"'Gipsy,' here's a man who wants his revolver, at least, I think that's what he wants, unless there's some other French word which sounds exactly like it."

But it was his revolver that he inquired for steadily, and when they pressed him to say where he left it, and why he thought they had got it, his eyes roved more wildly than before; as he blurted out, "It is in your bed, ladies."

Soldiers in the Bed

Hastily they turned back the bed, but the man .slipped past them, and, pushing his grimy hand beneath the pillow, drew forth a heavy revolver. "Gipsy" snatched it from him. "You shan't have it until you tell us how it came there," she exclaimed, in mingled amusement and indignation.

So he confessed that he and the other soldiers who were about the place, and had no regular quarters, used to come and sleep in the bed in the day-time, because they knew the ladies were always out until a late hour. . "It is. very comfortable," he ended, gripping the revolver and grinning as he rushed, out.

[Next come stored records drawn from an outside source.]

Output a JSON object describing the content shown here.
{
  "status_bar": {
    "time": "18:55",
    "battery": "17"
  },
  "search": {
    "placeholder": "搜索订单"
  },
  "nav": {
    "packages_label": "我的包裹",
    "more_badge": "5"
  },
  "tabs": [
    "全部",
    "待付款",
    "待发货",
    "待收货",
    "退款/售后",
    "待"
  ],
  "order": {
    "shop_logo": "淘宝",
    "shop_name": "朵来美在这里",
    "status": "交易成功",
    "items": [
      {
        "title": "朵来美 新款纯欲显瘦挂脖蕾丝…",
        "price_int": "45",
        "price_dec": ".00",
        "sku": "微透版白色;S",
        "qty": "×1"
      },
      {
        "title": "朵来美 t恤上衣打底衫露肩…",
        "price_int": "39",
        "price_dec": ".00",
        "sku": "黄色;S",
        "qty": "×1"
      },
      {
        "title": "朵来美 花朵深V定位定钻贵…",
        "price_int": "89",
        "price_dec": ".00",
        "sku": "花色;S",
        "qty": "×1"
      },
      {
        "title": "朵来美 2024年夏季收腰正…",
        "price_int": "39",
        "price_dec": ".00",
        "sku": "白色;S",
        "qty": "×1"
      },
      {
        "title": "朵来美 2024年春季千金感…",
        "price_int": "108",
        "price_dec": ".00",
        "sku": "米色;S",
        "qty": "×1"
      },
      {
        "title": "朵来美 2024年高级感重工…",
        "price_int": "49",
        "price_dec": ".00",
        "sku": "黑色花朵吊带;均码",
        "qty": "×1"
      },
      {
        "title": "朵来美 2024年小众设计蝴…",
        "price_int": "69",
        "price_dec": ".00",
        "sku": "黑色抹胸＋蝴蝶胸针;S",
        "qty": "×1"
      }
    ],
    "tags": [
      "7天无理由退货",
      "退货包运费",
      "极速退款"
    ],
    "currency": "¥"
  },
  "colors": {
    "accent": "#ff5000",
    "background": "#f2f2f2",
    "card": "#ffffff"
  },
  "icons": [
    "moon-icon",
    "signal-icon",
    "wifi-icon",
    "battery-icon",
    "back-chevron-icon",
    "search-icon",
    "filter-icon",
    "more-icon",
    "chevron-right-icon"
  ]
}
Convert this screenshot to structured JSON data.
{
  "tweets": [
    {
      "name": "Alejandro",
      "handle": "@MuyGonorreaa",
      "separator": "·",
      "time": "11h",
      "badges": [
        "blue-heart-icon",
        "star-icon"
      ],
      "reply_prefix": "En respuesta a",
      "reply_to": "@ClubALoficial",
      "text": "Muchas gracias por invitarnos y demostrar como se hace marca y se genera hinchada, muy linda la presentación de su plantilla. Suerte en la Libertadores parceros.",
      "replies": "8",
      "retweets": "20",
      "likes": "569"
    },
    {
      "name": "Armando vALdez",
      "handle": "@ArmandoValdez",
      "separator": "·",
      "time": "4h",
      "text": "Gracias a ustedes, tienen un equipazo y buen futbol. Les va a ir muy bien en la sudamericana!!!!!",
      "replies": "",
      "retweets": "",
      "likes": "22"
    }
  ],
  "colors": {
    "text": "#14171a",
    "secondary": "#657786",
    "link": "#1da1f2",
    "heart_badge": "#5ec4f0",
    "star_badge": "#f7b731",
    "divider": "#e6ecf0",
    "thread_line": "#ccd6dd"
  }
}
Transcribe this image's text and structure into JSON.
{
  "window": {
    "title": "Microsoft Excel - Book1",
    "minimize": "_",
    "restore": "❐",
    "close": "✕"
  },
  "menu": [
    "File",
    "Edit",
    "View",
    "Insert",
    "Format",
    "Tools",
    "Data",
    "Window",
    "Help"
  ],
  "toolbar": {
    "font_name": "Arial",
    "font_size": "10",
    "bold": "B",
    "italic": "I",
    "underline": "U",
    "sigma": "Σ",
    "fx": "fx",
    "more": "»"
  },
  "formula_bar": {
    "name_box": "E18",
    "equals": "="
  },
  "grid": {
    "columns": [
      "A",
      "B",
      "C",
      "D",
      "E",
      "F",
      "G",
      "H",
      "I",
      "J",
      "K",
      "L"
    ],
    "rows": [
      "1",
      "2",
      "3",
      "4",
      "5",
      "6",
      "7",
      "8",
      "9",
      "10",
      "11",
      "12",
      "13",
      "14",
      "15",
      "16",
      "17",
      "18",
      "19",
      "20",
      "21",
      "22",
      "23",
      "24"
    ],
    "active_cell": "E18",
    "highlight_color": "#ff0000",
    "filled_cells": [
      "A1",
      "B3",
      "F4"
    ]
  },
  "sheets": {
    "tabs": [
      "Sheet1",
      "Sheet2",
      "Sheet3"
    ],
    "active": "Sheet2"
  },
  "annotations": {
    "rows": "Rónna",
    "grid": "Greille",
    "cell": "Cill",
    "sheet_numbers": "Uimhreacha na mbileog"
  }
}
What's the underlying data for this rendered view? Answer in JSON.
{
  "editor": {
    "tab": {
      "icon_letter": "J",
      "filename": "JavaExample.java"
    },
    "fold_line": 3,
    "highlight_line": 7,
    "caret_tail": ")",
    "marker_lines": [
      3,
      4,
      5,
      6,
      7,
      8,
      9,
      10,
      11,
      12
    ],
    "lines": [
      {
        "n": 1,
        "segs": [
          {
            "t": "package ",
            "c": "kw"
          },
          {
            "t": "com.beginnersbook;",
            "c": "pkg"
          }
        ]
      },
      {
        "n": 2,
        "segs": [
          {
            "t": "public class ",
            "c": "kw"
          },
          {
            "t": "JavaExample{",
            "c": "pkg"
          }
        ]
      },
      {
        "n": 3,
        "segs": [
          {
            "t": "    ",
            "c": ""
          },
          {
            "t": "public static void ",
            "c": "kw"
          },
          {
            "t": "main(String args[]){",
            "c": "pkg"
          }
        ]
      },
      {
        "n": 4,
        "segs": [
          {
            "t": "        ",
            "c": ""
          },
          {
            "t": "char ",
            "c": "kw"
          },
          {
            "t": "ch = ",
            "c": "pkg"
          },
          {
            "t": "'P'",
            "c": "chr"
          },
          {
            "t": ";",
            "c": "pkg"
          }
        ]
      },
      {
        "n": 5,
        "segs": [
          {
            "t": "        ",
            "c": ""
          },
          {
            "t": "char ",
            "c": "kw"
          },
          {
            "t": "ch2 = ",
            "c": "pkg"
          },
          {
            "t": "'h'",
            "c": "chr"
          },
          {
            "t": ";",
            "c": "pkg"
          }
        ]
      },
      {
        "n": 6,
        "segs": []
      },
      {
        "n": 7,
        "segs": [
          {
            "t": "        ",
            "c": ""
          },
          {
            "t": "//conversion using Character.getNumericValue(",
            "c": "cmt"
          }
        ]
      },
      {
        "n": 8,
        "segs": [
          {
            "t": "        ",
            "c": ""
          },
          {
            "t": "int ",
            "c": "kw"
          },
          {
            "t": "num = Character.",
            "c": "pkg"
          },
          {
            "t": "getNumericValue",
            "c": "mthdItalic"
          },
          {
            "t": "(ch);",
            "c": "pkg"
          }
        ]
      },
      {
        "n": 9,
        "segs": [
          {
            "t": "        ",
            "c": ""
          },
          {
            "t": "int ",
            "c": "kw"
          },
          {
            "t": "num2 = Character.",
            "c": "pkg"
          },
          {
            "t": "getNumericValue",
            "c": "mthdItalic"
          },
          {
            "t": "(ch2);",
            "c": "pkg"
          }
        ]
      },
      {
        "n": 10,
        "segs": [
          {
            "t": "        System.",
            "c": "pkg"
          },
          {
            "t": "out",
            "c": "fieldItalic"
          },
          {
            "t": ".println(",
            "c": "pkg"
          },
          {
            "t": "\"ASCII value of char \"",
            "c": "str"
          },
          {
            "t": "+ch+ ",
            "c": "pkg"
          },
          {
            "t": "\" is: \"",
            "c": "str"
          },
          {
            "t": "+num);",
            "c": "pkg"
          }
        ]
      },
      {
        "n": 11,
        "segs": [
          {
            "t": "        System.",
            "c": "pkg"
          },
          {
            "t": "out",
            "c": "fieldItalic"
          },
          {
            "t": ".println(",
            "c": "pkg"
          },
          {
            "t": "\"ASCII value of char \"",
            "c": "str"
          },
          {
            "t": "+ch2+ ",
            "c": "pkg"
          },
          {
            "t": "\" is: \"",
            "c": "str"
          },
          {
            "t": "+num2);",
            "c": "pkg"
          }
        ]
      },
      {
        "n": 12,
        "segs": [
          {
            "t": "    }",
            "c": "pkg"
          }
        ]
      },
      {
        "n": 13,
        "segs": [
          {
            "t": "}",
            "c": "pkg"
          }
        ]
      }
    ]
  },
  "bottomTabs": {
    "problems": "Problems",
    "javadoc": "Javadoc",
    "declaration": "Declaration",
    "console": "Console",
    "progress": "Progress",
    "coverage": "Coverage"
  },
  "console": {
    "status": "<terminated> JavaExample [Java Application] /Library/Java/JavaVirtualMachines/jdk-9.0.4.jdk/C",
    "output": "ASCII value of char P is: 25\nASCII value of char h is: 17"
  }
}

Soldiers sleeping in the bed in the daytime! Only those who have been among soldier's will know what it means. It explained so many things.

German Kultur

"The two" have gained intimate, knowledge of the German soldiers, and a little incident which they relate reveals how thin is the veneer of Kultur which the Huns boast that they possess.

A German prisoner, white-faced and terrified, fully expected to be put to the torture on his capture; wild-eyed, he refused even a cigarette — lest it should be poisoned. Of such are the troops of the Fatherland.

"Gipsy" and Mairie kept a record of their experiences, which has been put into literary form by Mr. G. E. Mitton, and published by Messrs, A. & C. Black, under the title of. "The Cellar House at Pervijse" It is a monument to their courage and endurance of two fearless Englishwomen.


from a Belgian magazine - 'the Madonnas of Pervijse'

left and right - the two ladies of pervijse. Taken from a French illustrated newspaper

from 'the War Budget'